Creating a robust feedback loop between grant recipients, grant committees, and parent organizations can help ensure that all parties are continuously learning from one another and adapting to changing circumstances. This feedback process can also help identify areas for improvement and inform future grant program decisions. The feedback loop also provides a strong communication tool to future grantees about expectations and process for being successful in the grants program.
29. Establish clear metrics for success:
Defining clear metrics for success can help grant programs evaluate the effectiveness of funded projects and determine the overall impact of the program. These metrics can also guide grant recipients in focusing their efforts and resources on areas that contribute to the program’s goals. Success metrics can be difficult to meaningfully measure, but they should be metrics that depend primarily on the effort and capabilities of the grant recipient. Metrics that require buy in or collaboration from other organizations or groups often leave recipients without sufficient control over their grant success.
30. Share best practices and lessons learned:
Encouraging the sharing of best practices and lessons learned can help grant recipients and grant committees learn from each other’s experiences and improve their approaches. This shared knowledge can also benefit the entire ecosystem, driving growth and innovation. Opportunities for sharing can occur at a Grantee offsite, and shared during community events such as Ethereum conferences.

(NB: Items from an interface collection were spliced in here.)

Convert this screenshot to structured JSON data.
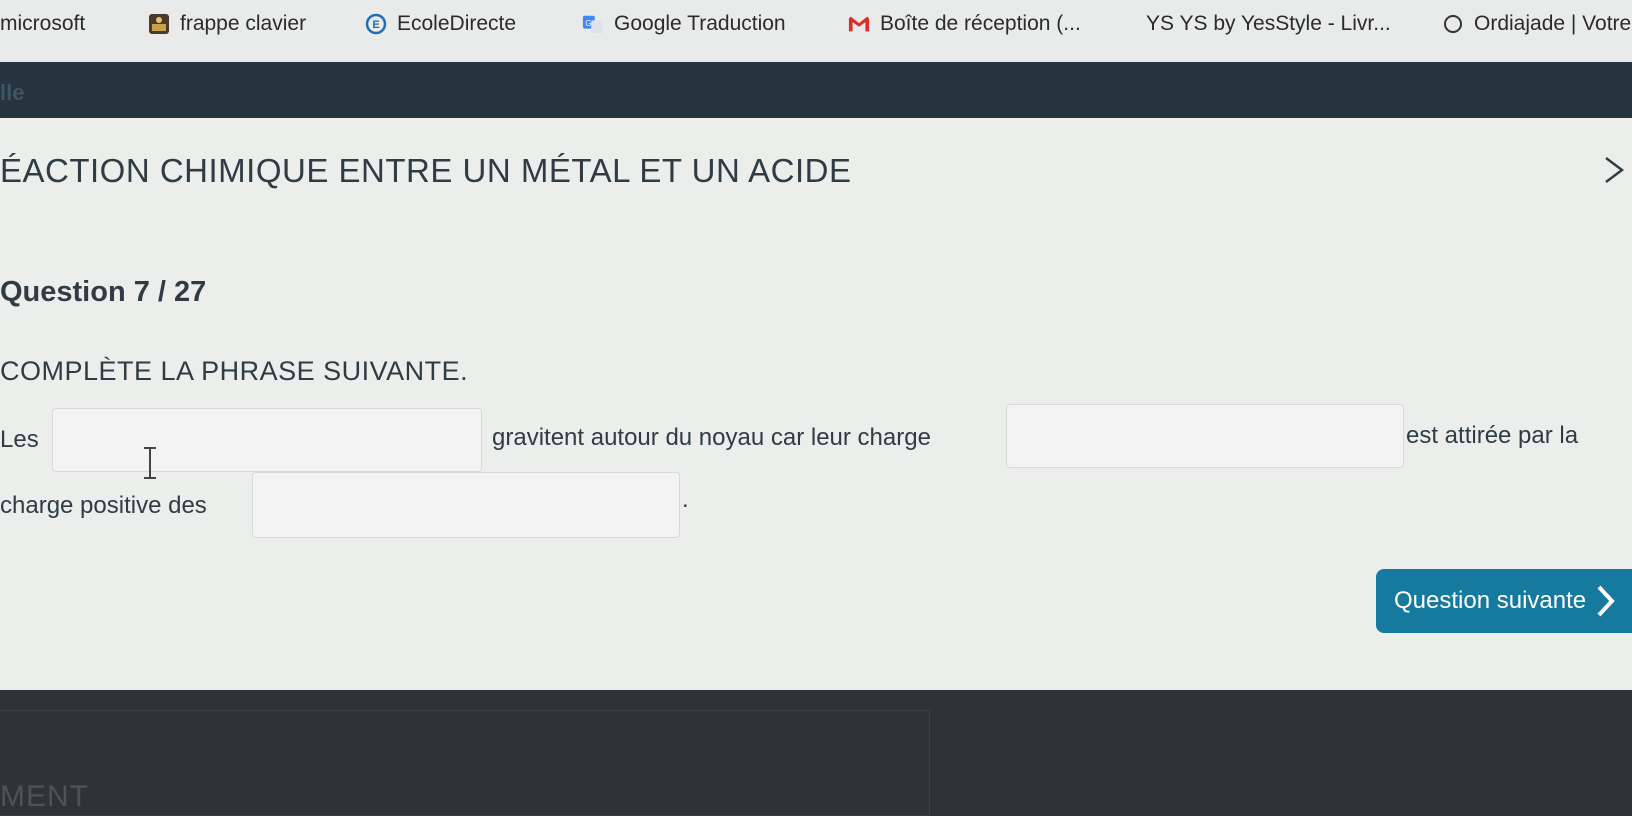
{
  "bookmarks": [
    {
      "label": "microsoft",
      "icon": "none"
    },
    {
      "label": "frappe clavier",
      "icon": "keyboard-app-icon"
    },
    {
      "label": "EcoleDirecte",
      "icon": "ecoledirecte-icon"
    },
    {
      "label": "Google Traduction",
      "icon": "google-translate-icon"
    },
    {
      "label": "Boîte de réception (...",
      "icon": "gmail-icon"
    },
    {
      "label": "YS  YS by YesStyle - Livr...",
      "icon": "none"
    },
    {
      "label": "Ordiajade | Votre",
      "icon": "circle-icon"
    }
  ],
  "header": {
    "crumb": "lle"
  },
  "quiz": {
    "title": "ÉACTION CHIMIQUE ENTRE UN MÉTAL ET UN ACIDE",
    "question_number": "Question 7 / 27",
    "instruction": "COMPLÈTE LA PHRASE SUIVANTE.",
    "sentence": {
      "part1": "Les",
      "part2": "gravitent autour du noyau car leur charge",
      "part3": "est attirée par la",
      "part4": "charge positive des",
      "part5": "."
    },
    "blanks": [
      "",
      "",
      ""
    ],
    "next_button": "Question suivante"
  },
  "footer": {
    "label": "MENT"
  },
  "colors": {
    "accent": "#167a9e",
    "header_band": "#263440",
    "text": "#2f3c44",
    "content_bg": "#eceeec"
  }
}
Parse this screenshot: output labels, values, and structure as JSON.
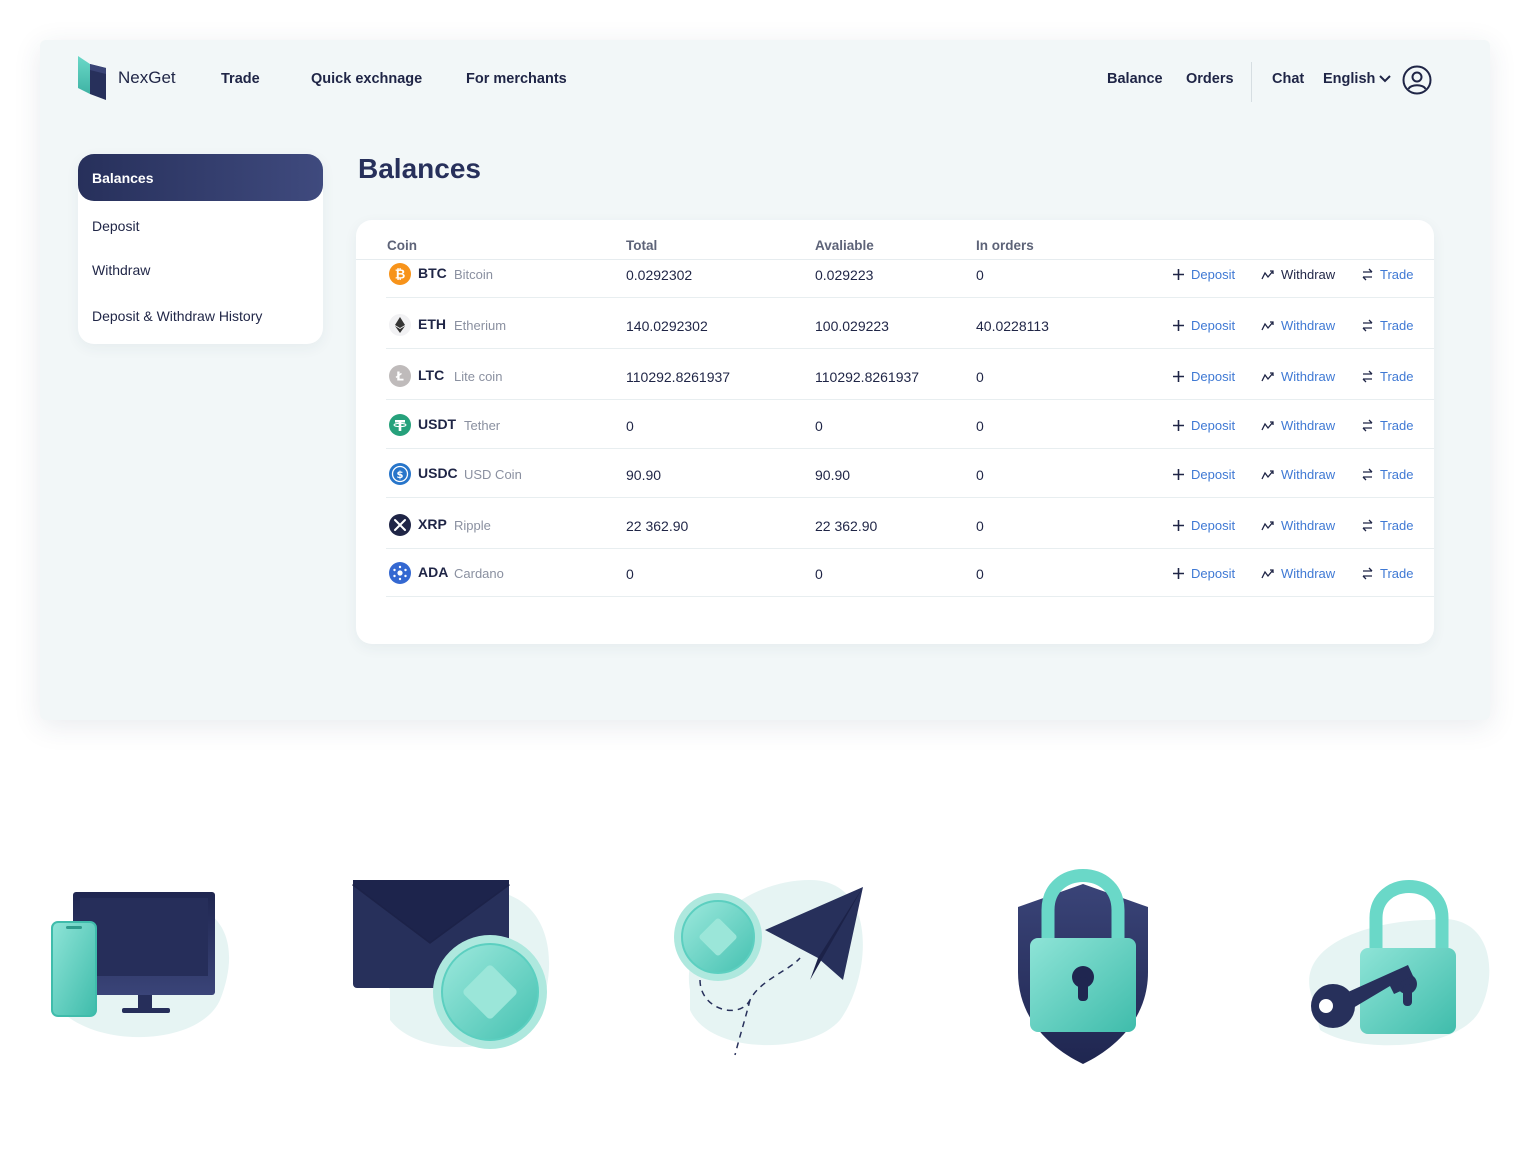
{
  "brand": {
    "name": "NexGet"
  },
  "nav": {
    "trade": "Trade",
    "quick_exchange": "Quick exchnage",
    "merchants": "For merchants",
    "balance": "Balance",
    "orders": "Orders",
    "chat": "Chat",
    "language": "English"
  },
  "sidebar": {
    "items": [
      {
        "label": "Balances",
        "active": true
      },
      {
        "label": "Deposit"
      },
      {
        "label": "Withdraw"
      },
      {
        "label": "Deposit & Withdraw History"
      }
    ]
  },
  "page_title": "Balances",
  "table": {
    "headers": {
      "coin": "Coin",
      "total": "Total",
      "available": "Avaliable",
      "in_orders": "In orders"
    },
    "actions": {
      "deposit": "Deposit",
      "withdraw": "Withdraw",
      "trade": "Trade"
    },
    "rows": [
      {
        "symbol": "BTC",
        "name": "Bitcoin",
        "total": "0.0292302",
        "available": "0.029223",
        "in_orders": "0",
        "icon": "bitcoin-icon",
        "color": "#f7931a"
      },
      {
        "symbol": "ETH",
        "name": "Etherium",
        "total": "140.0292302",
        "available": "100.029223",
        "in_orders": "40.0228113",
        "icon": "ethereum-icon",
        "color": "#343434"
      },
      {
        "symbol": "LTC",
        "name": "Lite coin",
        "total": "110292.8261937",
        "available": "110292.8261937",
        "in_orders": "0",
        "icon": "litecoin-icon",
        "color": "#bfbbbb"
      },
      {
        "symbol": "USDT",
        "name": "Tether",
        "total": "0",
        "available": "0",
        "in_orders": "0",
        "icon": "tether-icon",
        "color": "#26a17b"
      },
      {
        "symbol": "USDC",
        "name": "USD Coin",
        "total": "90.90",
        "available": "90.90",
        "in_orders": "0",
        "icon": "usdc-icon",
        "color": "#2775ca"
      },
      {
        "symbol": "XRP",
        "name": "Ripple",
        "total": "22 362.90",
        "available": "22 362.90",
        "in_orders": "0",
        "icon": "ripple-icon",
        "color": "#1f2546"
      },
      {
        "symbol": "ADA",
        "name": "Cardano",
        "total": "0",
        "available": "0",
        "in_orders": "0",
        "icon": "cardano-icon",
        "color": "#3468d1"
      }
    ]
  },
  "colors": {
    "accent_navy": "#27305b",
    "accent_teal": "#5ccfc0",
    "link_blue": "#3f79d4"
  },
  "illustrations": [
    "devices-illustration",
    "mail-coin-illustration",
    "paper-plane-coin-illustration",
    "shield-lock-illustration",
    "key-lock-illustration"
  ]
}
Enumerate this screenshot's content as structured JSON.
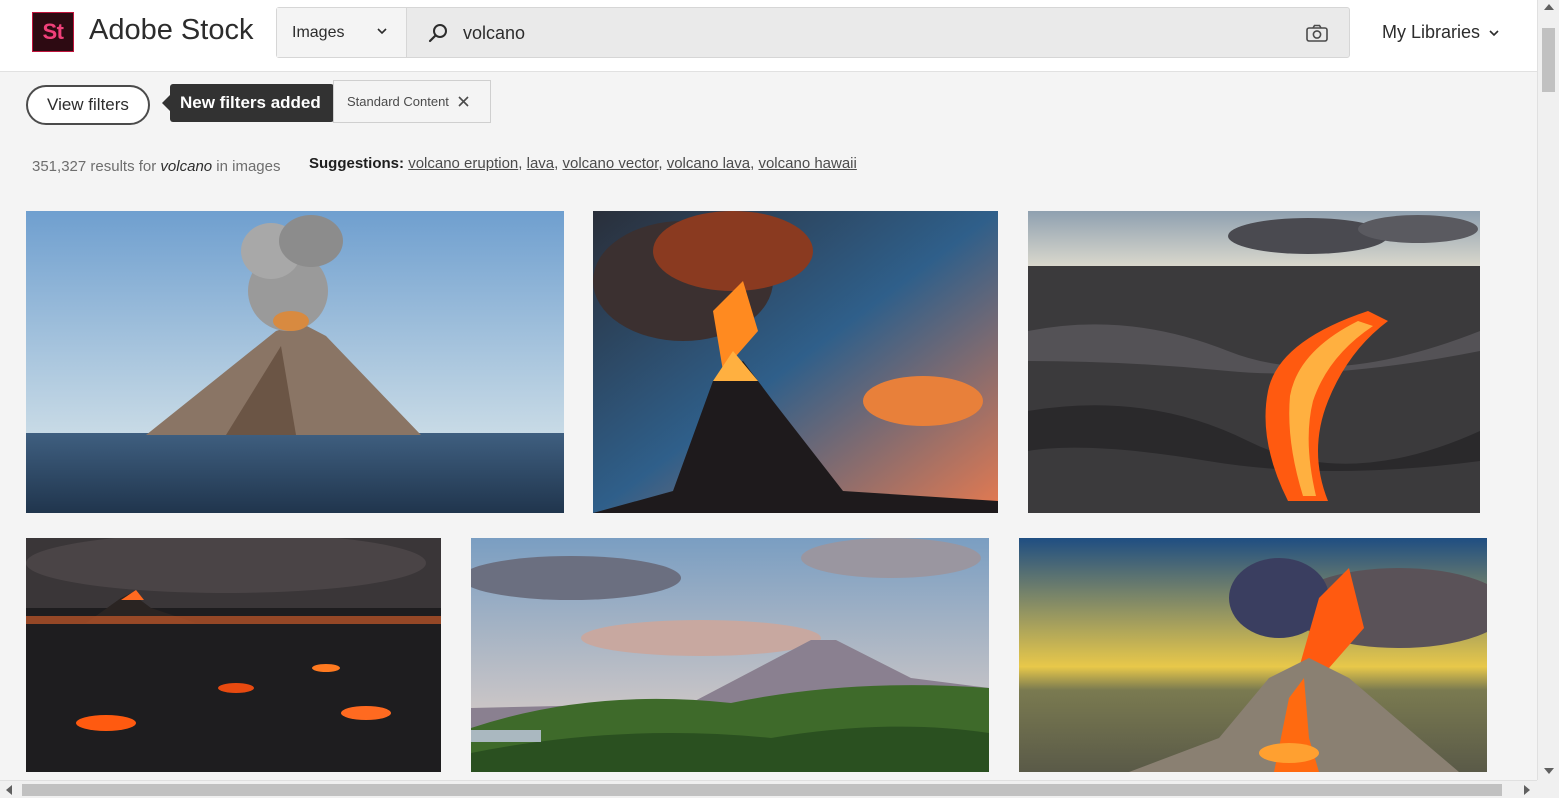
{
  "header": {
    "logo_text": "St",
    "brand": "Adobe Stock",
    "search_type": "Images",
    "query": "volcano",
    "my_libraries": "My Libraries"
  },
  "filters": {
    "view_filters": "View filters",
    "tooltip": "New filters added",
    "chip_label": "Standard Content"
  },
  "results": {
    "count": "351,327",
    "text_mid": " results for ",
    "term": "volcano",
    "text_end": " in images"
  },
  "suggestions": {
    "label": "Suggestions:",
    "items": [
      "volcano eruption",
      "lava",
      "volcano vector",
      "volcano lava",
      "volcano hawaii"
    ]
  },
  "icons": {
    "search": "search-icon",
    "camera": "camera-icon",
    "chevron": "chevron-down-icon",
    "close": "close-icon"
  },
  "colors": {
    "logo_bg": "#2d0a12",
    "logo_text": "#f0407a",
    "tooltip_bg": "#323232",
    "page_bg": "#f4f4f4"
  }
}
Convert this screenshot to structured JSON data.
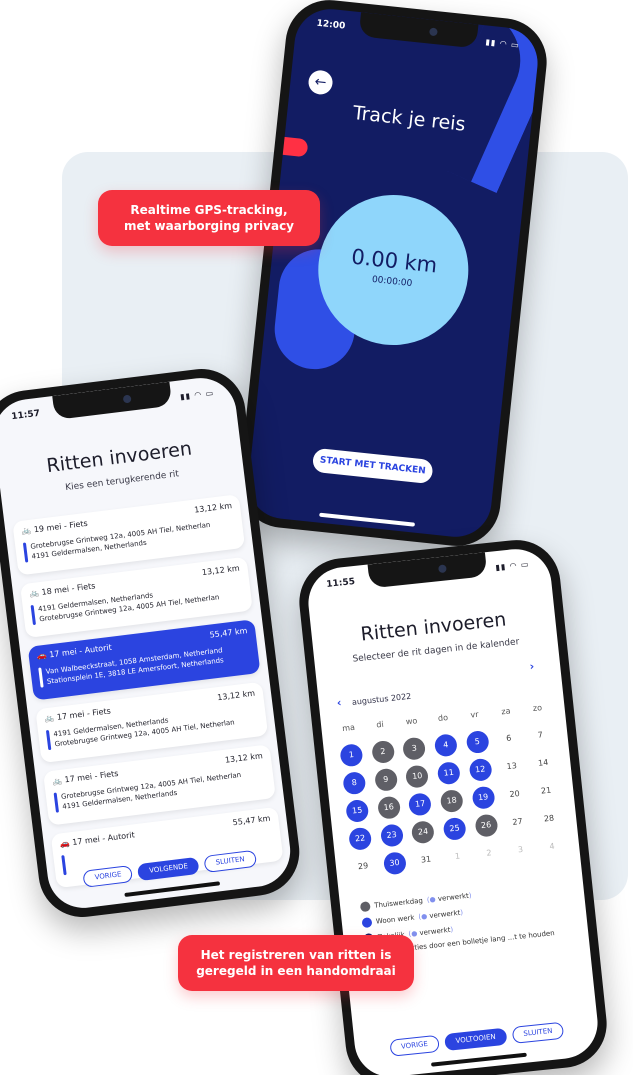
{
  "colors": {
    "brand_blue": "#2b44e0",
    "navy": "#121c63",
    "light_blue": "#8fd6fb",
    "red": "#f5323f",
    "panel": "#e9eff4"
  },
  "badges": {
    "gps": [
      "Realtime GPS-tracking,",
      "met waarborging privacy"
    ],
    "register": [
      "Het registreren van ritten is",
      "geregeld in een handomdraai"
    ]
  },
  "track": {
    "status_time": "12:00",
    "back_icon": "arrow-left-icon",
    "title": "Track je reis",
    "distance": "0.00 km",
    "duration": "00:00:00",
    "start_button": "START MET TRACKEN"
  },
  "list": {
    "status_time": "11:57",
    "title": "Ritten invoeren",
    "subtitle": "Kies een terugkerende rit",
    "rides": [
      {
        "label": "19 mei - Fiets",
        "icon": "bike-icon",
        "km": "13,12 km",
        "from": "Grotebrugse Grintweg 12a, 4005 AH Tiel, Netherlan",
        "to": "4191 Geldermalsen, Netherlands",
        "active": false
      },
      {
        "label": "18 mei - Fiets",
        "icon": "bike-icon",
        "km": "13,12 km",
        "from": "4191 Geldermalsen, Netherlands",
        "to": "Grotebrugse Grintweg 12a, 4005 AH Tiel, Netherlan",
        "active": false
      },
      {
        "label": "17 mei - Autorit",
        "icon": "car-icon",
        "km": "55,47 km",
        "from": "Van Walbeeckstraat, 1058 Amsterdam, Netherland",
        "to": "Stationsplein 1E, 3818 LE Amersfoort, Netherlands",
        "active": true
      },
      {
        "label": "17 mei - Fiets",
        "icon": "bike-icon",
        "km": "13,12 km",
        "from": "4191 Geldermalsen, Netherlands",
        "to": "Grotebrugse Grintweg 12a, 4005 AH Tiel, Netherlan",
        "active": false
      },
      {
        "label": "17 mei - Fiets",
        "icon": "bike-icon",
        "km": "13,12 km",
        "from": "Grotebrugse Grintweg 12a, 4005 AH Tiel, Netherlan",
        "to": "4191 Geldermalsen, Netherlands",
        "active": false
      },
      {
        "label": "17 mei - Autorit",
        "icon": "car-icon",
        "km": "55,47 km",
        "from": "",
        "to": "",
        "active": false
      }
    ],
    "buttons": {
      "prev": "VORIGE",
      "next": "VOLGENDE",
      "close": "SLUITEN"
    }
  },
  "calendar": {
    "status_time": "11:55",
    "title": "Ritten invoeren",
    "subtitle": "Selecteer de rit dagen in de kalender",
    "month": "augustus 2022",
    "weekdays": [
      "ma",
      "di",
      "wo",
      "do",
      "vr",
      "za",
      "zo"
    ],
    "weeks": [
      [
        [
          "1",
          "blue"
        ],
        [
          "2",
          "grey"
        ],
        [
          "3",
          "grey"
        ],
        [
          "4",
          "blue"
        ],
        [
          "5",
          "blue"
        ],
        [
          "6",
          ""
        ],
        [
          "7",
          ""
        ]
      ],
      [
        [
          "8",
          "blue"
        ],
        [
          "9",
          "grey"
        ],
        [
          "10",
          "grey"
        ],
        [
          "11",
          "blue"
        ],
        [
          "12",
          "blue"
        ],
        [
          "13",
          ""
        ],
        [
          "14",
          ""
        ]
      ],
      [
        [
          "15",
          "blue"
        ],
        [
          "16",
          "grey"
        ],
        [
          "17",
          "blue"
        ],
        [
          "18",
          "grey"
        ],
        [
          "19",
          "blue"
        ],
        [
          "20",
          ""
        ],
        [
          "21",
          ""
        ]
      ],
      [
        [
          "22",
          "blue"
        ],
        [
          "23",
          "blue"
        ],
        [
          "24",
          "grey"
        ],
        [
          "25",
          "blue"
        ],
        [
          "26",
          "grey"
        ],
        [
          "27",
          ""
        ],
        [
          "28",
          ""
        ]
      ],
      [
        [
          "29",
          ""
        ],
        [
          "30",
          "blue"
        ],
        [
          "31",
          ""
        ],
        [
          "1",
          "faded"
        ],
        [
          "2",
          "faded"
        ],
        [
          "3",
          "faded"
        ],
        [
          "4",
          "faded"
        ]
      ]
    ],
    "legend": [
      {
        "label": "Thuiswerkdag",
        "tag": "verwerkt",
        "color": "#5f5f66"
      },
      {
        "label": "Woon werk",
        "tag": "verwerkt",
        "color": "#2b44e0"
      },
      {
        "label": "Zakelijk",
        "tag": "verwerkt",
        "color": "#121c63"
      }
    ],
    "note": "...alle transacties door een bolletje lang ...t te houden",
    "buttons": {
      "prev": "VORIGE",
      "done": "VOLTOOIEN",
      "close": "SLUITEN"
    }
  }
}
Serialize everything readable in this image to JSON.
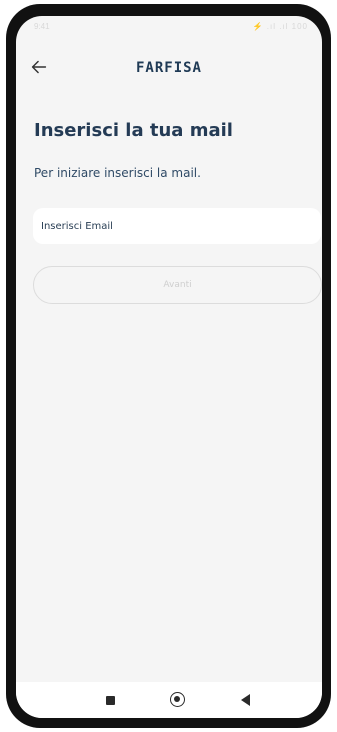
{
  "status_bar": {
    "time": "9:41",
    "icons": "⚡ .ıl .ıl 100"
  },
  "app_bar": {
    "back_icon": "arrow-left-icon",
    "brand": "FARFISA"
  },
  "main": {
    "title": "Inserisci la tua mail",
    "subtitle": "Per iniziare inserisci la mail.",
    "email": {
      "value": "",
      "placeholder": "Inserisci Email"
    },
    "next_label": "Avanti"
  },
  "nav_bar": {
    "recent_icon": "square-icon",
    "home_icon": "circle-icon",
    "back_icon": "triangle-back-icon"
  },
  "colors": {
    "background": "#f5f5f5",
    "primary_text": "#243b55",
    "input_bg": "#ffffff",
    "disabled_text": "#cfcfcf"
  }
}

31. Variable scopes and durations:
In addition to the creation of multiple grants organizations with different scopes, grant programs should also be given different predetermined durations of time before coming up for renewal. Historically, the effectiveness of grant programs can be difficult to evaluate, so it is important that grant programs are given sufficient time to show impactful. Grant committees with smaller scopes can be renewed at shorter intervals based on their mandate, while committees with much larger, more fundamental mandates, should similarly have larger timescale to demonstrate their effectiveness. In the early times of an organization, the Grants committee should be expected to spend a larger amount of time and resources understanding how to operate, while successive committees should be expected to learn and incorporate previous learnings and thus be more effective, sooner.
32. Continuously evolve and improve:
Grant programs should be committed to continuous improvement and learning, adapting their strategies and approaches based on feedback, evaluations, and changing circumstances. This commitment to growth can help ensure the long-term success and impact of the grant program. It is important that evolution should be baked into the assumption of the creation of grant programs, the failure of a grant program should be interpreted as a learning for the community and rather than devolving into debate and recriminations, the community should take learnings and move forward with a new experiment. Grants programs should be viewed as opportunities to innovate on technology, explore applications and grow a healthy vibrant and diverse community.
In conclusion, effectively executing grant programs is crucial to the success of various projects, particularly in decentralized ecosystems. By addressing the challenges and implementing solutions to improve grant programs, parent organizations can foster innovation, cultivate a vibrant community, and drive the development of impactful projects. Continuous improvement, adaptability, and a commitment to collaboration will help grant programs remain relevant and effective in supporting the growth and success of the entire ecosystem.
I hope this document will prove helpful to the Arbitrum ecosystem, and at Tally.xyz we are always excited to help where we can.